===== DATA SHOWN
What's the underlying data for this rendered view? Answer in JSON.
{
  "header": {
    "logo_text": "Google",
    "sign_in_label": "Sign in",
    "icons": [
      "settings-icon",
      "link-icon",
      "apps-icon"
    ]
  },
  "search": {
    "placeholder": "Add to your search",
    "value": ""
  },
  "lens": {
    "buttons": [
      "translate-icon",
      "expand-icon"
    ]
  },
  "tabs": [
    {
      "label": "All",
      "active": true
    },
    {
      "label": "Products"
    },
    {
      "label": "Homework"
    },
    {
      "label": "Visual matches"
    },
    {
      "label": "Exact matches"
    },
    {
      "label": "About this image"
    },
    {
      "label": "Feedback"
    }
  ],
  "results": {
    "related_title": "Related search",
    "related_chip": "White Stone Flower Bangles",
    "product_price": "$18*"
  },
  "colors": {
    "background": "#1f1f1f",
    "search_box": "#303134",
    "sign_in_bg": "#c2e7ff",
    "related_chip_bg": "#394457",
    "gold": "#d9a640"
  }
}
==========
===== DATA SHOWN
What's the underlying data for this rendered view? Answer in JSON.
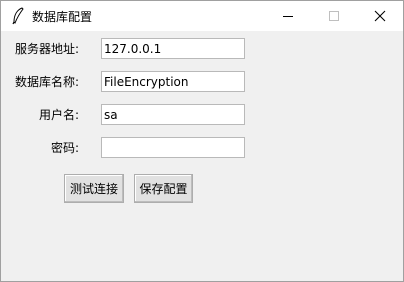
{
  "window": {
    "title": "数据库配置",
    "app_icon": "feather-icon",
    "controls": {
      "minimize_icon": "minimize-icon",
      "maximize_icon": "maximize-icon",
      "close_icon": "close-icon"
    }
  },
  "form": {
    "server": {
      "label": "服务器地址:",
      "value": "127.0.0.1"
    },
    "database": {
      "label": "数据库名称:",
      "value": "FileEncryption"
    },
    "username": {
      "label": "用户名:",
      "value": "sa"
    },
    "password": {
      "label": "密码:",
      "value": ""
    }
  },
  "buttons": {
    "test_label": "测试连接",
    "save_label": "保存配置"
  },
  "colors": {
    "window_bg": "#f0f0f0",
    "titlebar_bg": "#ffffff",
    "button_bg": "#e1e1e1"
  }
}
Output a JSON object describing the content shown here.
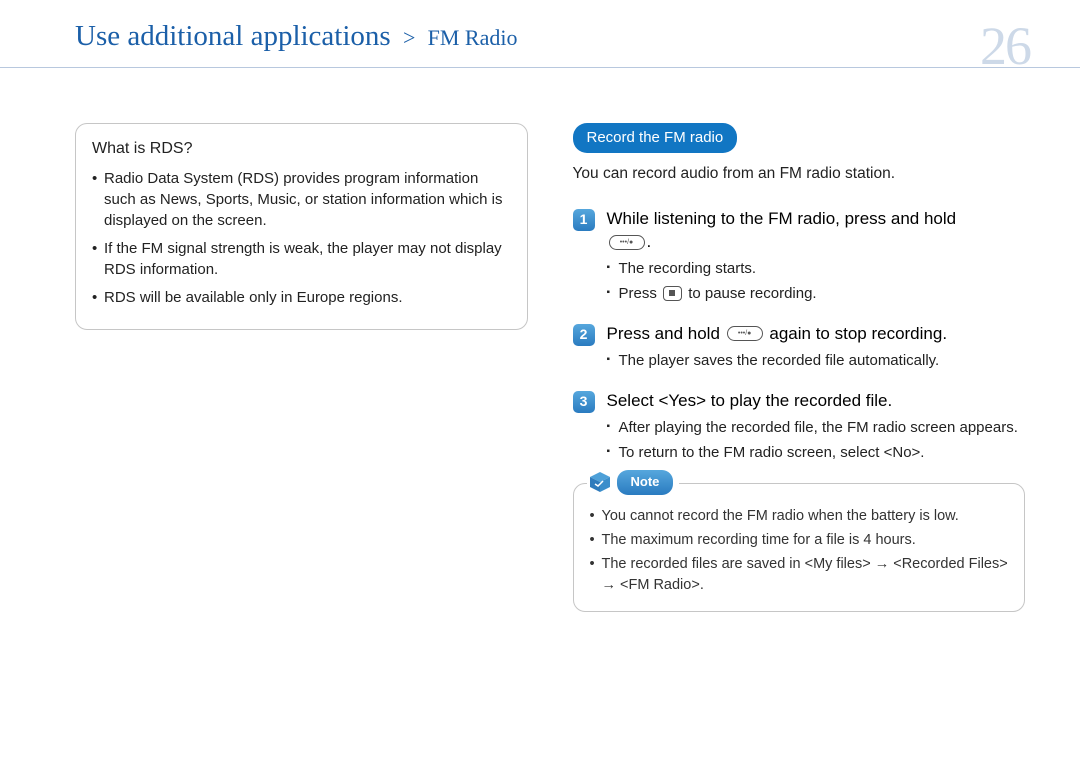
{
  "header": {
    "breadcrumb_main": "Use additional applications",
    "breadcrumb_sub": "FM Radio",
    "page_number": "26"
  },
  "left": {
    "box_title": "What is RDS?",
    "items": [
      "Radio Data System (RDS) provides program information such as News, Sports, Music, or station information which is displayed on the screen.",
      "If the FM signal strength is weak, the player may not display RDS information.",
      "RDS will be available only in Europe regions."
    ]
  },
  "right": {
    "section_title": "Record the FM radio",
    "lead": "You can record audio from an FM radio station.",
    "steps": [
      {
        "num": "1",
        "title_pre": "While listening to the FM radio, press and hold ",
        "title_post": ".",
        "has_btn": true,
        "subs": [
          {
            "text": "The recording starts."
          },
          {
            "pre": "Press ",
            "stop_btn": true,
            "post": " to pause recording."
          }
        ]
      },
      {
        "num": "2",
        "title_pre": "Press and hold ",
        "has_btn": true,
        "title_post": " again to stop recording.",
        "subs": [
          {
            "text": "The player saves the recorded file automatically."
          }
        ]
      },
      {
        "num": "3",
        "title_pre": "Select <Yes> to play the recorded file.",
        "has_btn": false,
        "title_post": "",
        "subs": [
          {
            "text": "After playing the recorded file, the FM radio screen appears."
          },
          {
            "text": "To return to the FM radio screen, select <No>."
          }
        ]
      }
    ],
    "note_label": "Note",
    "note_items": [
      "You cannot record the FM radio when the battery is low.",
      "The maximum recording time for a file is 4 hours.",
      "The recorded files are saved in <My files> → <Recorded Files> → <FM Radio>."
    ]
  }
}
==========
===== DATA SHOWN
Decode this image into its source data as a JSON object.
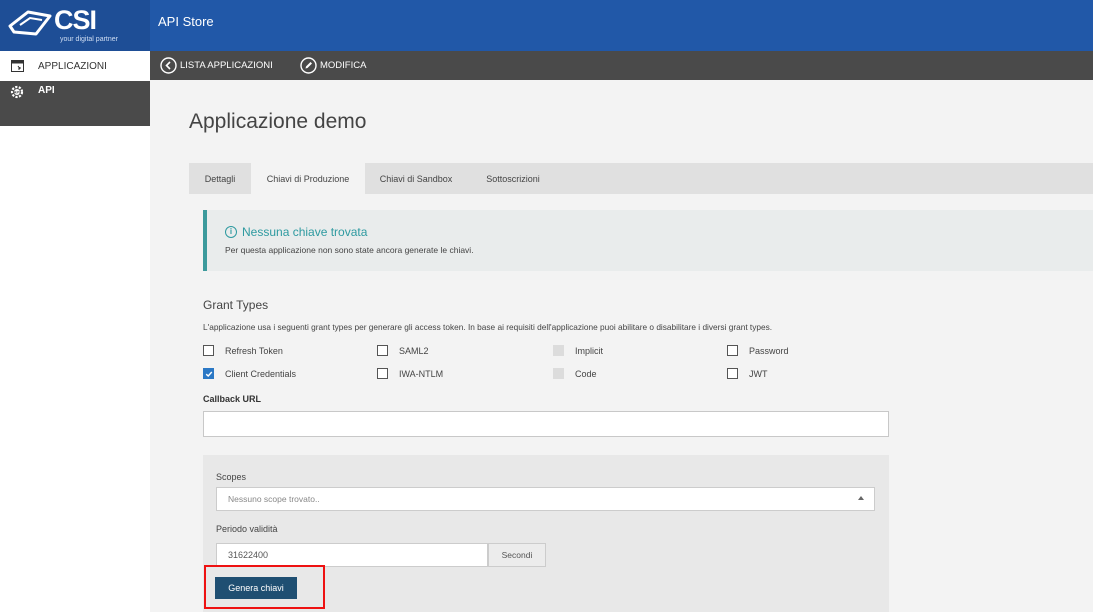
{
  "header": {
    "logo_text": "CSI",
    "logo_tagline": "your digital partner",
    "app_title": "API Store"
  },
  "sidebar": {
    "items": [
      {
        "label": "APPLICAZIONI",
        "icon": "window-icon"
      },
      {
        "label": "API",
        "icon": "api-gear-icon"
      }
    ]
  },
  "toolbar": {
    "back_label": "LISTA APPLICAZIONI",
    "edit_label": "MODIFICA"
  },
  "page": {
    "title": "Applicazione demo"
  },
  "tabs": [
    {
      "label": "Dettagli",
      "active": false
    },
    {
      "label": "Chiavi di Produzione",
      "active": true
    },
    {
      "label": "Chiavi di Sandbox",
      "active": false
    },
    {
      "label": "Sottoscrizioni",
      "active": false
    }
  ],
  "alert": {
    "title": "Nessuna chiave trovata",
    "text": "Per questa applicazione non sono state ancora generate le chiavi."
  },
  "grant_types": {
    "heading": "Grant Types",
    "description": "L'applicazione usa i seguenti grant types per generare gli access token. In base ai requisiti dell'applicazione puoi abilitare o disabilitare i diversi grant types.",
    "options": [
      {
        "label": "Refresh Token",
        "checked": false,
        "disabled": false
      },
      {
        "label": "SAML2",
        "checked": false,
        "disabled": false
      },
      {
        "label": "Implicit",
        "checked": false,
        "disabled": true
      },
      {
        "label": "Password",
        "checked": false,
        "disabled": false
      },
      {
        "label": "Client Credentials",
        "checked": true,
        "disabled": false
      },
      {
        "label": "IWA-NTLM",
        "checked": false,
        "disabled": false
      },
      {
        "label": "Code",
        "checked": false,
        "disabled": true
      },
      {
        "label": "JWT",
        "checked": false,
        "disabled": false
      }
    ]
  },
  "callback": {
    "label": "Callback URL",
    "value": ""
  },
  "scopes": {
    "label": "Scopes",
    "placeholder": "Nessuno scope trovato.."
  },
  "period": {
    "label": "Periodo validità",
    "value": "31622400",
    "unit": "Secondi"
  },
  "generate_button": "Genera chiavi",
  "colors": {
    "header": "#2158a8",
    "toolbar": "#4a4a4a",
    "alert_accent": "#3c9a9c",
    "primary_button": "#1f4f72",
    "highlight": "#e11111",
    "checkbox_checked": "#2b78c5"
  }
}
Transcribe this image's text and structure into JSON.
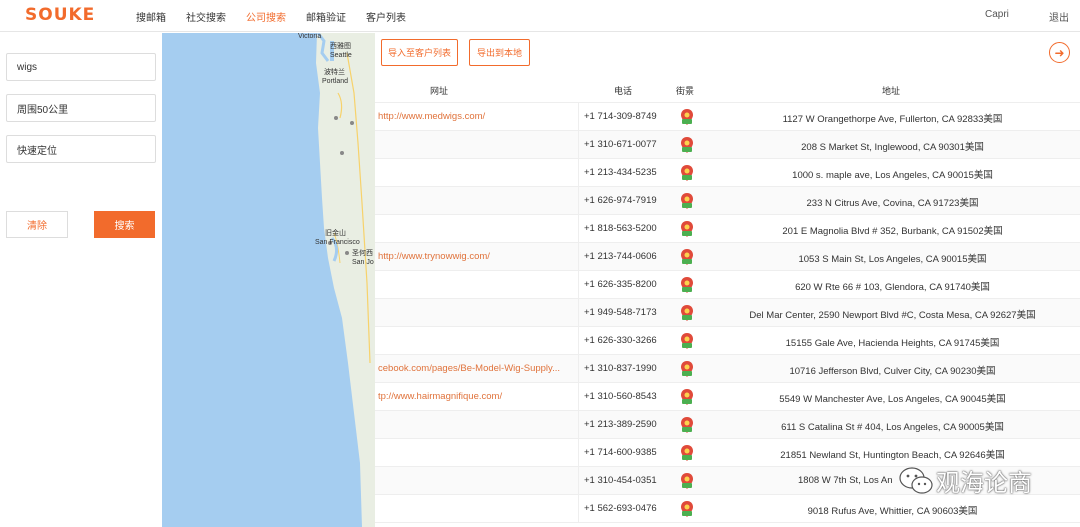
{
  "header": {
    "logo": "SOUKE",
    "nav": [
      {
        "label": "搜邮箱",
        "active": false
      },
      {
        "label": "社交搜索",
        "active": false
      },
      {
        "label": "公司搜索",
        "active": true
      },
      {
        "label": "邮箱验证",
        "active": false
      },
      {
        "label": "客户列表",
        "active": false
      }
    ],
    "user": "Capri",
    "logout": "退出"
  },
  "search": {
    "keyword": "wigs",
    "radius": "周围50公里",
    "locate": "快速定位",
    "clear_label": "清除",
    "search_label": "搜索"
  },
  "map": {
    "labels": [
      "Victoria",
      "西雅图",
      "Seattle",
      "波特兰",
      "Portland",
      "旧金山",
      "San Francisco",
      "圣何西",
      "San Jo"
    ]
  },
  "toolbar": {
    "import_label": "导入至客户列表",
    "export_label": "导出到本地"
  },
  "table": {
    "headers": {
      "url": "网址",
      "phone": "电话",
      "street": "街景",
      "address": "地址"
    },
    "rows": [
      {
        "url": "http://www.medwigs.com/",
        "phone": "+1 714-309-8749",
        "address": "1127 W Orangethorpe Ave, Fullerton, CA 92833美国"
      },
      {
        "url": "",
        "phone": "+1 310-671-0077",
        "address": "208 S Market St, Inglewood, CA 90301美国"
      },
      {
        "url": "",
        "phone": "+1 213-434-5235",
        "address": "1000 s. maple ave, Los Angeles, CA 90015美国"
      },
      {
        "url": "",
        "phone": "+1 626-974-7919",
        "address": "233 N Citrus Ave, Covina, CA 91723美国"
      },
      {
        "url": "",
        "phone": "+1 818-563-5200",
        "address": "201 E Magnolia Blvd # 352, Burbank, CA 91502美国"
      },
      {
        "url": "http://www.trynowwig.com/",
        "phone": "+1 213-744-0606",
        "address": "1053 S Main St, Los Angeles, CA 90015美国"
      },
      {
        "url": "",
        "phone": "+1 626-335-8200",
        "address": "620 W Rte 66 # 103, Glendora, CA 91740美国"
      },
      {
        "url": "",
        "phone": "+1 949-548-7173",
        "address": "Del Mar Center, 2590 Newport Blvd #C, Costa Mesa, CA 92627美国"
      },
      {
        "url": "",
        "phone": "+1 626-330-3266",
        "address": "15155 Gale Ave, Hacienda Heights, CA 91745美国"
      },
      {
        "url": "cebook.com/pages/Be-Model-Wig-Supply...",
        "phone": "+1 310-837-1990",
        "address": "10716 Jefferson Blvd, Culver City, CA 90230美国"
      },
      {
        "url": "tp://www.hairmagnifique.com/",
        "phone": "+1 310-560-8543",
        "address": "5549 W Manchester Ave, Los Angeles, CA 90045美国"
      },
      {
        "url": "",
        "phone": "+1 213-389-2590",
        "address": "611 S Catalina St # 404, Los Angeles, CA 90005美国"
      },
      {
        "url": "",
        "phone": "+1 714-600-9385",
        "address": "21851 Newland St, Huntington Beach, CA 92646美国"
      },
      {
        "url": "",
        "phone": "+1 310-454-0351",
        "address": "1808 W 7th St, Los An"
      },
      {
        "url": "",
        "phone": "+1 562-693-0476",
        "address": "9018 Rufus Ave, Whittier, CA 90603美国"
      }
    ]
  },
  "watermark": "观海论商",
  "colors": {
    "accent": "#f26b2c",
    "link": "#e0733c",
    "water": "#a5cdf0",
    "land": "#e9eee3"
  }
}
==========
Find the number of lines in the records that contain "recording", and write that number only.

4